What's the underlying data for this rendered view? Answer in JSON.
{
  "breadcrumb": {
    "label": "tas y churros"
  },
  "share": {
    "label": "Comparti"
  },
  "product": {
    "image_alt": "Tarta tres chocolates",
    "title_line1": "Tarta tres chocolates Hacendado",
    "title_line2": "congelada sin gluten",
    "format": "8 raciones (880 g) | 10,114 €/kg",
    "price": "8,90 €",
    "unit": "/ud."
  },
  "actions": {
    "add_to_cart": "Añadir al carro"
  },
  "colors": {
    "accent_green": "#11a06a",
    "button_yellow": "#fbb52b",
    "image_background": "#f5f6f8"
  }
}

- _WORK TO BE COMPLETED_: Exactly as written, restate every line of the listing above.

- _ANSWER SPACE_:
What's the underlying data for this rendered view? Answer in JSON.
{
  "breadcrumb": {
    "label": "tas y churros"
  },
  "share": {
    "label": "Comparti"
  },
  "product": {
    "image_alt": "Tarta tres chocolates",
    "title_line1": "Tarta tres chocolates Hacendado",
    "title_line2": "congelada sin gluten",
    "format": "8 raciones (880 g) | 10,114 €/kg",
    "price": "8,90 €",
    "unit": "/ud."
  },
  "actions": {
    "add_to_cart": "Añadir al carro"
  },
  "colors": {
    "accent_green": "#11a06a",
    "button_yellow": "#fbb52b",
    "image_background": "#f5f6f8"
  }
}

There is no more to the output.